Your home is supposed to be a sanctuary, but what if it’s quite the opposite? What if your home is making you sick? That’s the situation for some people, and the following are some of the most common ways you could be impacted if your own house is making you sick.
Is the Humidity Too High?
When your home has humidity above 60%, it becomes mold’s breeding ground. If your humidity levels get high enough, it can allow mold to spread behind the walls. We know mold can cause various health issues, including chronic sinus conditions, and even damage your nervous system.
When a house is too humid, it can also be a welcoming environment for dust mites, causing sleep disorders, allergic reactions, and stomach problems.
Of course, on the flip side, if your home isn’t humid enough, it can cause respiratory irritation. A home with humidity that’s below 40% is considered too low.
So how do you know if you’re maintaining the proper humidity levels? You can buy a humidity monitor and make sure it’s staying between 40-60%. You can also run fan vents if you cook or shower and open windows to increase ventilation. A dehumidifier can be helpful if needed too.
Cleaning your house isn’t just an aesthetic issue. You want to ensure your home is free of dust because it can cause dust mites irritating to eyes and nasal passages.
Dust mites can stress your immune system and, over time, weaken it. Dust can also attract particles and dirt from outdoors, which may have pesticides and herbicides, which are toxic to our nervous systems.
To get rid of excessive dust, ensure that you’re vacuuming frequently and make sure the filter of your vacuum is clear. You can add a HEPA filter to your HVAC system and avoid wearing shoes in the house. Wash your bedding and drapes, as well as stuffed animals, frequently.
Heating and Cooling Systems
HVAC is one of the prime culprits when discussing how your house could be making you sick.
If your A/C is cooling your home, it can leave traces of water in your ductwork, which breeds bacteria and mold. This growth contributes to coughing, allergies, asthma, and headaches.

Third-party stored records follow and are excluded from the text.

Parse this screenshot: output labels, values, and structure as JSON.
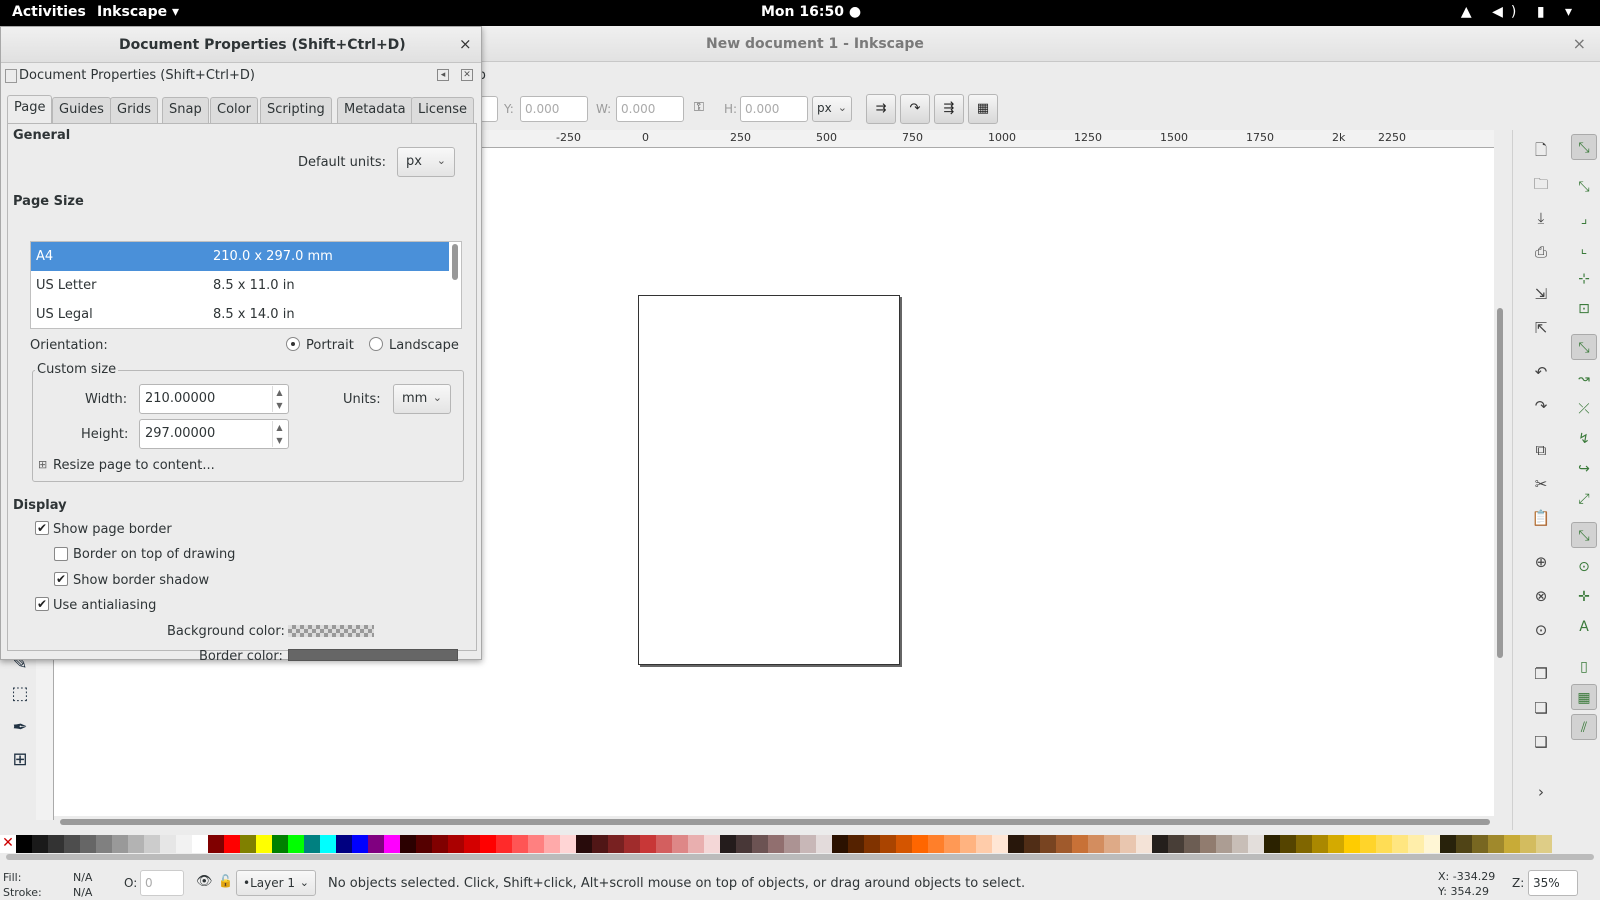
{
  "topbar": {
    "activities": "Activities",
    "app_menu": "Inkscape ▾",
    "clock": "Mon 16:50 ●",
    "tray": "▲ ◀) ▮ ▾"
  },
  "window": {
    "title": "New document 1 - Inkscape",
    "close": "×"
  },
  "menu_fragment": "lp",
  "selector_bar": {
    "y_label": "Y:",
    "y_value": "0.000",
    "w_label": "W:",
    "w_value": "0.000",
    "h_label": "H:",
    "h_value": "0.000",
    "units": "px"
  },
  "ruler": {
    "labels": [
      "0",
      "-250",
      "0",
      "250",
      "500",
      "750",
      "1000",
      "1250",
      "1500",
      "1750",
      "2k",
      "2250"
    ]
  },
  "dialog": {
    "window_title": "Document Properties (Shift+Ctrl+D)",
    "dock_title": "Document Properties (Shift+Ctrl+D)",
    "close": "×",
    "tabs": [
      "Page",
      "Guides",
      "Grids",
      "Snap",
      "Color",
      "Scripting",
      "Metadata",
      "License"
    ],
    "active_tab": "Page",
    "general": {
      "heading": "General",
      "default_units_label": "Default units:",
      "default_units_value": "px"
    },
    "page_size": {
      "heading": "Page Size",
      "rows": [
        {
          "name": "A4",
          "size": "210.0 x 297.0 mm",
          "selected": true
        },
        {
          "name": "US Letter",
          "size": "8.5 x 11.0 in",
          "selected": false
        },
        {
          "name": "US Legal",
          "size": "8.5 x 14.0 in",
          "selected": false
        }
      ],
      "orientation_label": "Orientation:",
      "portrait": "Portrait",
      "landscape": "Landscape",
      "orientation_selected": "Portrait"
    },
    "custom_size": {
      "legend": "Custom size",
      "width_label": "Width:",
      "width_value": "210.00000",
      "height_label": "Height:",
      "height_value": "297.00000",
      "units_label": "Units:",
      "units_value": "mm",
      "resize_expander": "Resize page to content..."
    },
    "display": {
      "heading": "Display",
      "show_page_border": "Show page border",
      "border_on_top": "Border on top of drawing",
      "show_border_shadow": "Show border shadow",
      "use_antialiasing": "Use antialiasing",
      "checked": {
        "show_page_border": true,
        "border_on_top": false,
        "show_border_shadow": true,
        "use_antialiasing": true
      },
      "background_color_label": "Background color:",
      "border_color_label": "Border color:",
      "border_color": "#666666"
    }
  },
  "statusbar": {
    "fill_label": "Fill:",
    "fill_value": "N/A",
    "stroke_label": "Stroke:",
    "stroke_value": "N/A",
    "opacity_label": "O:",
    "opacity_value": "0",
    "layer": "•Layer 1",
    "message": "No objects selected. Click, Shift+click, Alt+scroll mouse on top of objects, or drag around objects to select.",
    "x": "X: -334.29",
    "y": "Y:  354.29",
    "zoom_label": "Z:",
    "zoom_value": "35%"
  },
  "palette_colors": [
    "#000000",
    "#1a1a1a",
    "#333333",
    "#4d4d4d",
    "#666666",
    "#808080",
    "#999999",
    "#b3b3b3",
    "#cccccc",
    "#e6e6e6",
    "#f2f2f2",
    "#ffffff",
    "#800000",
    "#ff0000",
    "#808000",
    "#ffff00",
    "#008000",
    "#00ff00",
    "#008080",
    "#00ffff",
    "#000080",
    "#0000ff",
    "#800080",
    "#ff00ff",
    "#2b0000",
    "#550000",
    "#800000",
    "#aa0000",
    "#d40000",
    "#ff0000",
    "#ff2a2a",
    "#ff5555",
    "#ff8080",
    "#ffaaaa",
    "#ffd5d5",
    "#280b0b",
    "#501616",
    "#782121",
    "#a02c2c",
    "#c83737",
    "#d35f5f",
    "#de8787",
    "#e9afaf",
    "#f4d7d7",
    "#241c1c",
    "#483737",
    "#6c5353",
    "#916f6f",
    "#ac9393",
    "#c8b7b7",
    "#e3dbdb",
    "#2b1100",
    "#552200",
    "#803300",
    "#aa4400",
    "#d45500",
    "#ff6600",
    "#ff7f2a",
    "#ff9955",
    "#ffb380",
    "#ffccaa",
    "#ffe6d5",
    "#28170b",
    "#502d16",
    "#784421",
    "#a05a2c",
    "#c87137",
    "#d38d5f",
    "#deaa87",
    "#e9c6af",
    "#f4e3d7",
    "#241f1c",
    "#483e37",
    "#6c5d53",
    "#917c6f",
    "#ac9d93",
    "#c8beb7",
    "#e3dedb",
    "#2b2200",
    "#554400",
    "#806600",
    "#aa8800",
    "#d4aa00",
    "#ffcc00",
    "#ffd42a",
    "#ffdd55",
    "#ffe680",
    "#ffeeaa",
    "#fff6d5",
    "#28220b",
    "#504416",
    "#786721",
    "#a0892c",
    "#c8ab37",
    "#d3bc5f",
    "#decd87"
  ]
}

Avoid this issue by having air ducts cleaned professionally every few years, and ensure that you have your heating system serviced. When you service your heating system, it will allow it to operate more cleanly and efficiently.
Any damp areas in your home, which include basements and bathrooms, could make you sick or worsen existing symptoms.
Mold, mildew, and bacteria can contribute to “sick building syndrome.”
Anytime water or condensation is in your home, you could risk mold-related health issues.
You can check the outside of your house for any gaps, leaks, or holes, and make sure your gutters divert water from your home. Check your drains and plumbing fixtures regularly, and again, monitor your indoor humidity levels, which can alert you if you have a condensation issue.
Lack of Ventilation
Many people seal their homes up tightly, which saves on their energy bills. However, indoor air is probably dirtier than outdoor air, and your home needs some ventilation. You can open your windows and doors occasionally when the weather allows. You can also use fan vents that will pull air outside as you cook or bathe, and mechanical ventilation can be facilitated by installing an air-to-air heat exchange.
Finally, the products you’re using in your home could make you stick.
Indoor pollutants can be in your carpeting, manufactured wood, upholstery, and cleaning supplies. Be mindful and read labels to avoid or reduce the toxins you bring into your home.